▶ THE INPUT
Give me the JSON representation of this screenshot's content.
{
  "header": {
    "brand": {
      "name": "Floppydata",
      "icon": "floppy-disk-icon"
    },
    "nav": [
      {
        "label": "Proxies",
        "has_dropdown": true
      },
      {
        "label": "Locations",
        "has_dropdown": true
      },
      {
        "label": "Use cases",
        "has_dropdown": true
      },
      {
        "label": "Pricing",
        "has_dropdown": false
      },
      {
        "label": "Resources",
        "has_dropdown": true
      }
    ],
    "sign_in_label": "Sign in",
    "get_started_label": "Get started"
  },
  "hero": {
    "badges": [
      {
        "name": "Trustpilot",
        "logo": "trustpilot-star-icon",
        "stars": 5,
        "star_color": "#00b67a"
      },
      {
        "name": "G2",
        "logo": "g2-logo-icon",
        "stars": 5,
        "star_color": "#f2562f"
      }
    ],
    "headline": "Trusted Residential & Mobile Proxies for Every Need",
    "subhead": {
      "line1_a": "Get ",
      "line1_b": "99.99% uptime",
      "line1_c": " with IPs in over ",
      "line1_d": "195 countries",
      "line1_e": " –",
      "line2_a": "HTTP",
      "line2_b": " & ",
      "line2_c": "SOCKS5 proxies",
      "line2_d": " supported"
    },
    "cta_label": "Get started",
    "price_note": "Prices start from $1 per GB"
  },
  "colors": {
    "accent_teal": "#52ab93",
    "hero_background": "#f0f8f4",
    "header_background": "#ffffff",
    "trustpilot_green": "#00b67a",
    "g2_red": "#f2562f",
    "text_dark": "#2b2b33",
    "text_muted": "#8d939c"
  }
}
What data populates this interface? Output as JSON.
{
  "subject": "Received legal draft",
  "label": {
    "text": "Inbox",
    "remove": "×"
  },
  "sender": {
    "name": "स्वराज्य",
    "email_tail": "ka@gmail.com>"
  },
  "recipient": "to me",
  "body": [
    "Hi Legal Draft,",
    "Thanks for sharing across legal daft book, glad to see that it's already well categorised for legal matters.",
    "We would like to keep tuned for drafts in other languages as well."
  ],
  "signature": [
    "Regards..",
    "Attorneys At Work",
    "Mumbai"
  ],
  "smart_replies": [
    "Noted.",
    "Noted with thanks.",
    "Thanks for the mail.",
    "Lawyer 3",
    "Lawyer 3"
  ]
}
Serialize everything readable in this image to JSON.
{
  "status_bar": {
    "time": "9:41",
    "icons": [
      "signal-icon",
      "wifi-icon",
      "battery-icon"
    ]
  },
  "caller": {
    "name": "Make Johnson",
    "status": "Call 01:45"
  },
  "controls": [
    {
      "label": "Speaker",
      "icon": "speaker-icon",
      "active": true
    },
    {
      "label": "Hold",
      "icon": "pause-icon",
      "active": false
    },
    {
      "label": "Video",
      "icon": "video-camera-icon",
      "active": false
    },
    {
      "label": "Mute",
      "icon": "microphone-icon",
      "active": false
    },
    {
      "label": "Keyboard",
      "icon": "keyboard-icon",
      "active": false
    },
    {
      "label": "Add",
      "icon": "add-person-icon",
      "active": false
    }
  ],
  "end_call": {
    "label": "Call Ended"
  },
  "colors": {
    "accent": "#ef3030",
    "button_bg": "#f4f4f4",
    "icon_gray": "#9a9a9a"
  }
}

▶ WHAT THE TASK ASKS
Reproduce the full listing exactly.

▶ RESULT FOR THIS TASK
Give me the JSON representation of this screenshot's content.
{
  "header": {
    "brand": {
      "name": "Floppydata",
      "icon": "floppy-disk-icon"
    },
    "nav": [
      {
        "label": "Proxies",
        "has_dropdown": true
      },
      {
        "label": "Locations",
        "has_dropdown": true
      },
      {
        "label": "Use cases",
        "has_dropdown": true
      },
      {
        "label": "Pricing",
        "has_dropdown": false
      },
      {
        "label": "Resources",
        "has_dropdown": true
      }
    ],
    "sign_in_label": "Sign in",
    "get_started_label": "Get started"
  },
  "hero": {
    "badges": [
      {
        "name": "Trustpilot",
        "logo": "trustpilot-star-icon",
        "stars": 5,
        "star_color": "#00b67a"
      },
      {
        "name": "G2",
        "logo": "g2-logo-icon",
        "stars": 5,
        "star_color": "#f2562f"
      }
    ],
    "headline": "Trusted Residential & Mobile Proxies for Every Need",
    "subhead": {
      "line1_a": "Get ",
      "line1_b": "99.99% uptime",
      "line1_c": " with IPs in over ",
      "line1_d": "195 countries",
      "line1_e": " –",
      "line2_a": "HTTP",
      "line2_b": " & ",
      "line2_c": "SOCKS5 proxies",
      "line2_d": " supported"
    },
    "cta_label": "Get started",
    "price_note": "Prices start from $1 per GB"
  },
  "colors": {
    "accent_teal": "#52ab93",
    "hero_background": "#f0f8f4",
    "header_background": "#ffffff",
    "trustpilot_green": "#00b67a",
    "g2_red": "#f2562f",
    "text_dark": "#2b2b33",
    "text_muted": "#8d939c"
  }
}
What data populates this interface? Output as JSON.
{
  "subject": "Received legal draft",
  "label": {
    "text": "Inbox",
    "remove": "×"
  },
  "sender": {
    "name": "स्वराज्य",
    "email_tail": "ka@gmail.com>"
  },
  "recipient": "to me",
  "body": [
    "Hi Legal Draft,",
    "Thanks for sharing across legal daft book, glad to see that it's already well categorised for legal matters.",
    "We would like to keep tuned for drafts in other languages as well."
  ],
  "signature": [
    "Regards..",
    "Attorneys At Work",
    "Mumbai"
  ],
  "smart_replies": [
    "Noted.",
    "Noted with thanks.",
    "Thanks for the mail.",
    "Lawyer 3",
    "Lawyer 3"
  ]
}
Serialize everything readable in this image to JSON.
{
  "status_bar": {
    "time": "9:41",
    "icons": [
      "signal-icon",
      "wifi-icon",
      "battery-icon"
    ]
  },
  "caller": {
    "name": "Make Johnson",
    "status": "Call 01:45"
  },
  "controls": [
    {
      "label": "Speaker",
      "icon": "speaker-icon",
      "active": true
    },
    {
      "label": "Hold",
      "icon": "pause-icon",
      "active": false
    },
    {
      "label": "Video",
      "icon": "video-camera-icon",
      "active": false
    },
    {
      "label": "Mute",
      "icon": "microphone-icon",
      "active": false
    },
    {
      "label": "Keyboard",
      "icon": "keyboard-icon",
      "active": false
    },
    {
      "label": "Add",
      "icon": "add-person-icon",
      "active": false
    }
  ],
  "end_call": {
    "label": "Call Ended"
  },
  "colors": {
    "accent": "#ef3030",
    "button_bg": "#f4f4f4",
    "icon_gray": "#9a9a9a"
  }
}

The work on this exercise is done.